- What to produce -
Isolate every line in the data with the string "traitance" and copy it.
BEGIN
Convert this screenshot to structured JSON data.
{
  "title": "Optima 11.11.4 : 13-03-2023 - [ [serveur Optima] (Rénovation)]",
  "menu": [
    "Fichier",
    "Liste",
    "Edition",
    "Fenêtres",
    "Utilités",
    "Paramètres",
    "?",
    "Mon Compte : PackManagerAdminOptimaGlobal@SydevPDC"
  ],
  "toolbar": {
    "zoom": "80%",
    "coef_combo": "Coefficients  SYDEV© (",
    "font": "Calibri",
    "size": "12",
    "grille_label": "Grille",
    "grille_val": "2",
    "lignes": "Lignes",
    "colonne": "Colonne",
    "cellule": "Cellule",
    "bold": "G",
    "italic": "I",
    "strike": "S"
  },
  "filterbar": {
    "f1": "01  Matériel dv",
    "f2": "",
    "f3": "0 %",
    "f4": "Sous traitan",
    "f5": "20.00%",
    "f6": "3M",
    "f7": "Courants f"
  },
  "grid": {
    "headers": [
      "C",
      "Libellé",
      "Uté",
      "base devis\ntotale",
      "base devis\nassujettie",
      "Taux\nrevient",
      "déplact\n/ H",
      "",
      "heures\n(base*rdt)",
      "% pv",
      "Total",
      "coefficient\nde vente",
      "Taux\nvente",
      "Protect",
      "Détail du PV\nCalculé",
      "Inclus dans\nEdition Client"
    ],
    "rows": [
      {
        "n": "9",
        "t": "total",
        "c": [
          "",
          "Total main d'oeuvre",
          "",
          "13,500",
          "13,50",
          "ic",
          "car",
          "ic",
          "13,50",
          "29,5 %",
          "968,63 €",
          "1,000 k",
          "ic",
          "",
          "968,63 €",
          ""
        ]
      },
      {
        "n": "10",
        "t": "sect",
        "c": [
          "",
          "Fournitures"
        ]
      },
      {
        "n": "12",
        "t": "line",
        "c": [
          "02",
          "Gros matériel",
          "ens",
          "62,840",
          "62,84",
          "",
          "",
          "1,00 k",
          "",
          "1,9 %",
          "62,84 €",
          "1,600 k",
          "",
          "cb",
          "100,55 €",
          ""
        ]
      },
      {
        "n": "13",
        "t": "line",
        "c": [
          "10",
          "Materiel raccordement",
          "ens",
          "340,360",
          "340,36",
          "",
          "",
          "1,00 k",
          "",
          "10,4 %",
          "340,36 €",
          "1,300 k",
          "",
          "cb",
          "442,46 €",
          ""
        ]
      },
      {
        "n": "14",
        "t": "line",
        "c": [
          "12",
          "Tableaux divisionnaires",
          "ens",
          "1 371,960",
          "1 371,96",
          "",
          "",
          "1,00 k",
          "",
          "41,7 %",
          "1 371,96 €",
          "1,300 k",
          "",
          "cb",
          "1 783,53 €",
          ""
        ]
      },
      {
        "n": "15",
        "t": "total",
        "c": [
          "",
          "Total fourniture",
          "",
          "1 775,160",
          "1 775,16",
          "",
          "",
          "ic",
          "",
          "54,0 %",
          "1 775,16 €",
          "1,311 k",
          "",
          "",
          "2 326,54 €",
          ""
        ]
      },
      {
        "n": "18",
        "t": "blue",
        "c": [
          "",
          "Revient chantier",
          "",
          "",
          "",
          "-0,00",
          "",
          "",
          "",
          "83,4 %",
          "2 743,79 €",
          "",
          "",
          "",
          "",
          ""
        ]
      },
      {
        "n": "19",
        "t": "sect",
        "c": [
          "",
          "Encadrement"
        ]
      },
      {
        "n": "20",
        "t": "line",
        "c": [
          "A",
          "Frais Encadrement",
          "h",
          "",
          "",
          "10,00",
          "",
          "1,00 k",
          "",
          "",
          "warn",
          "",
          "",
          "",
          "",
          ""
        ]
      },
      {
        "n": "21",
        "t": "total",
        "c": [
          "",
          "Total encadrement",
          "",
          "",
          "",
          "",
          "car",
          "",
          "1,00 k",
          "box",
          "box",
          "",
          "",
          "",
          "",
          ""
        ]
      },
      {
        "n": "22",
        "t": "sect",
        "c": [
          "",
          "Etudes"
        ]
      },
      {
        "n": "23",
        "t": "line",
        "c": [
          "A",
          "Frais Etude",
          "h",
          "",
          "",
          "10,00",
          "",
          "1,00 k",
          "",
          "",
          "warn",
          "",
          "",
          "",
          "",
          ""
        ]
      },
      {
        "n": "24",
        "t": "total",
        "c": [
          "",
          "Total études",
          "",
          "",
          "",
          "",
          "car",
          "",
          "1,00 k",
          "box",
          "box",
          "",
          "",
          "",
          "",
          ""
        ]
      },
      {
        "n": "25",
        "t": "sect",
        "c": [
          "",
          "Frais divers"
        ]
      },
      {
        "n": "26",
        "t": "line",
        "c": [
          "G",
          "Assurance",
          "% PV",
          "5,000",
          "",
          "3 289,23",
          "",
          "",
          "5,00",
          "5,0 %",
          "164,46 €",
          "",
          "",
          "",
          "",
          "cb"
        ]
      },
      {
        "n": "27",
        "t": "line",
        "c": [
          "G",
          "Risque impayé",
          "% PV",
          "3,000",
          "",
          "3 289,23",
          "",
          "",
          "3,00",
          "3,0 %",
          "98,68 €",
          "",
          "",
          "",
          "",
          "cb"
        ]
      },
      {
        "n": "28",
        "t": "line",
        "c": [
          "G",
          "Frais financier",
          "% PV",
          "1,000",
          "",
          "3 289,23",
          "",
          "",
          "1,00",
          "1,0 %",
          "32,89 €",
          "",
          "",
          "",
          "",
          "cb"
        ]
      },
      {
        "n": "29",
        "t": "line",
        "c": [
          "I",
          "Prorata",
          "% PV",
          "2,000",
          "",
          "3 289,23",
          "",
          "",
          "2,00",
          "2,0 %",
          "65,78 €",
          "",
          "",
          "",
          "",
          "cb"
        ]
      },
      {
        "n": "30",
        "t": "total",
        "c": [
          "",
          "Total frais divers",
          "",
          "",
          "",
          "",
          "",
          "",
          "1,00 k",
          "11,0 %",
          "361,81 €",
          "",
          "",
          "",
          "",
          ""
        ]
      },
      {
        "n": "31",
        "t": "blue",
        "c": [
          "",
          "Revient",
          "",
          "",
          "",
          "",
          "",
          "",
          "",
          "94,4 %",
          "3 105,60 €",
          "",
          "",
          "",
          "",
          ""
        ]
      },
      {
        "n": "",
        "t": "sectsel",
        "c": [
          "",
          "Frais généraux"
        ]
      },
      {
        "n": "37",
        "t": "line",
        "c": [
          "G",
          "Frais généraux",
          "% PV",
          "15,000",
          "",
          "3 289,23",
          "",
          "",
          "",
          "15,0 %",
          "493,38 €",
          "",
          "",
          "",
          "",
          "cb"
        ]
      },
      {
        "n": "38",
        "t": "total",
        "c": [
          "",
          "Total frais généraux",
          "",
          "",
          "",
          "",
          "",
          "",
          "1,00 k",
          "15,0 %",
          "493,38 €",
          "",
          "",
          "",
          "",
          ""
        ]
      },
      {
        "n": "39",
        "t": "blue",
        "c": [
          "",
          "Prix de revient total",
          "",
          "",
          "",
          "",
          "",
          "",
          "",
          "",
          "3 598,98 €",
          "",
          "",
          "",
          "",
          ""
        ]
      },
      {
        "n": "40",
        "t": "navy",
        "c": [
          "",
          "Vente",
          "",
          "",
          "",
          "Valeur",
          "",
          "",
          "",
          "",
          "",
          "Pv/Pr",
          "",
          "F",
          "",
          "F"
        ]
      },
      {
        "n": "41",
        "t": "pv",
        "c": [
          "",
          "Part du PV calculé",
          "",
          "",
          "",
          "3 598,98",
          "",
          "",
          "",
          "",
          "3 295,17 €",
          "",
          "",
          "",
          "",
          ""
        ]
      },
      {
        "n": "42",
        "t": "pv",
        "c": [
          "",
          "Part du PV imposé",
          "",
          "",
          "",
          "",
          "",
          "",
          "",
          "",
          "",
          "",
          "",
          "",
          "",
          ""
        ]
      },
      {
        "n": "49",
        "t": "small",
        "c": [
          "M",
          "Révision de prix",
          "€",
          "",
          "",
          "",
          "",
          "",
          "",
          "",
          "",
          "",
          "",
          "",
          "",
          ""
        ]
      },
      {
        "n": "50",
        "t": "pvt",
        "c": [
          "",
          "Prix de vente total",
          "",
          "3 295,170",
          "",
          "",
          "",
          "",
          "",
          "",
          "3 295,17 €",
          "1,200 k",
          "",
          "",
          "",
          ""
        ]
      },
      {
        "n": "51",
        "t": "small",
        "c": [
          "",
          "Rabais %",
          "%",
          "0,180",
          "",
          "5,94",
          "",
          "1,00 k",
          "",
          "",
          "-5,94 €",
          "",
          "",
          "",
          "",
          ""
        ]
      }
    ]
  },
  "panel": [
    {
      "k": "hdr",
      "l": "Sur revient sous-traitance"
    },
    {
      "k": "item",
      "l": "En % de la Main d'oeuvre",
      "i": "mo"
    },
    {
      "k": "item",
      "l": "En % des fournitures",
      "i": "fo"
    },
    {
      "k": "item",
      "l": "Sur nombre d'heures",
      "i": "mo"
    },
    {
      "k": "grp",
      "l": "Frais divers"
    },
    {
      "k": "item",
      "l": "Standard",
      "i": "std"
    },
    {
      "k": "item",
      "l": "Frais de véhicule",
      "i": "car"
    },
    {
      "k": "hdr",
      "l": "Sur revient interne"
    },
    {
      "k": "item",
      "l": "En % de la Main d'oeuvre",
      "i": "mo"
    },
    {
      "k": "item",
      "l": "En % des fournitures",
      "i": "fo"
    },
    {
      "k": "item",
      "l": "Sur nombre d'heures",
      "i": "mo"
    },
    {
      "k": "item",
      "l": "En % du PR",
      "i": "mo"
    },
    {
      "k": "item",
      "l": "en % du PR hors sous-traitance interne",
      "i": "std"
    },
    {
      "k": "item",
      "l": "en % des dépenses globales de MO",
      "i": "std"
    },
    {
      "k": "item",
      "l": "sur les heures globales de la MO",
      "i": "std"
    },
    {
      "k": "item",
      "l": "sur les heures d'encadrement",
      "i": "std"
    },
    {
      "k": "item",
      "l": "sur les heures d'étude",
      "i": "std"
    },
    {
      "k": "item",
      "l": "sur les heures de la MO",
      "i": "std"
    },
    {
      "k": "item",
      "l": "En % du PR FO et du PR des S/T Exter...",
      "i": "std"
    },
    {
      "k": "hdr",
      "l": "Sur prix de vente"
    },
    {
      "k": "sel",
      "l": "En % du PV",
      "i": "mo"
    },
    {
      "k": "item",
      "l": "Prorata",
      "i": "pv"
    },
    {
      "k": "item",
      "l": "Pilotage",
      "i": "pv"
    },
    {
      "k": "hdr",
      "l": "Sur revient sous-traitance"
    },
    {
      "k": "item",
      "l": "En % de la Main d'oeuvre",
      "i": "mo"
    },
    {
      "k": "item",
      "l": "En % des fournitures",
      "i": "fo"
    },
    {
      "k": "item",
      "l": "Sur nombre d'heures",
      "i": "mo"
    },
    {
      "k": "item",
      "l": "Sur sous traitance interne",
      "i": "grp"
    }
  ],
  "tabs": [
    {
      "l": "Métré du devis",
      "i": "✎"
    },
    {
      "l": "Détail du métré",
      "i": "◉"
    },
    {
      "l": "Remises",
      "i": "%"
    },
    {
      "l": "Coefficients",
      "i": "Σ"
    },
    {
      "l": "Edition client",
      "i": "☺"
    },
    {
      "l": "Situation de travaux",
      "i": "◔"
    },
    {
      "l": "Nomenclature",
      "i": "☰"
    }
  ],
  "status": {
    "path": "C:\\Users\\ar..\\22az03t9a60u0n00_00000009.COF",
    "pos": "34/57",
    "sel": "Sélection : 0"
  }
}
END
- Worked solution -
      "l": "Sur revient sous-traitance"
      "l": "en % du PR hors sous-traitance interne",
      "l": "Sur revient sous-traitance"
      "l": "Sur sous traitance interne",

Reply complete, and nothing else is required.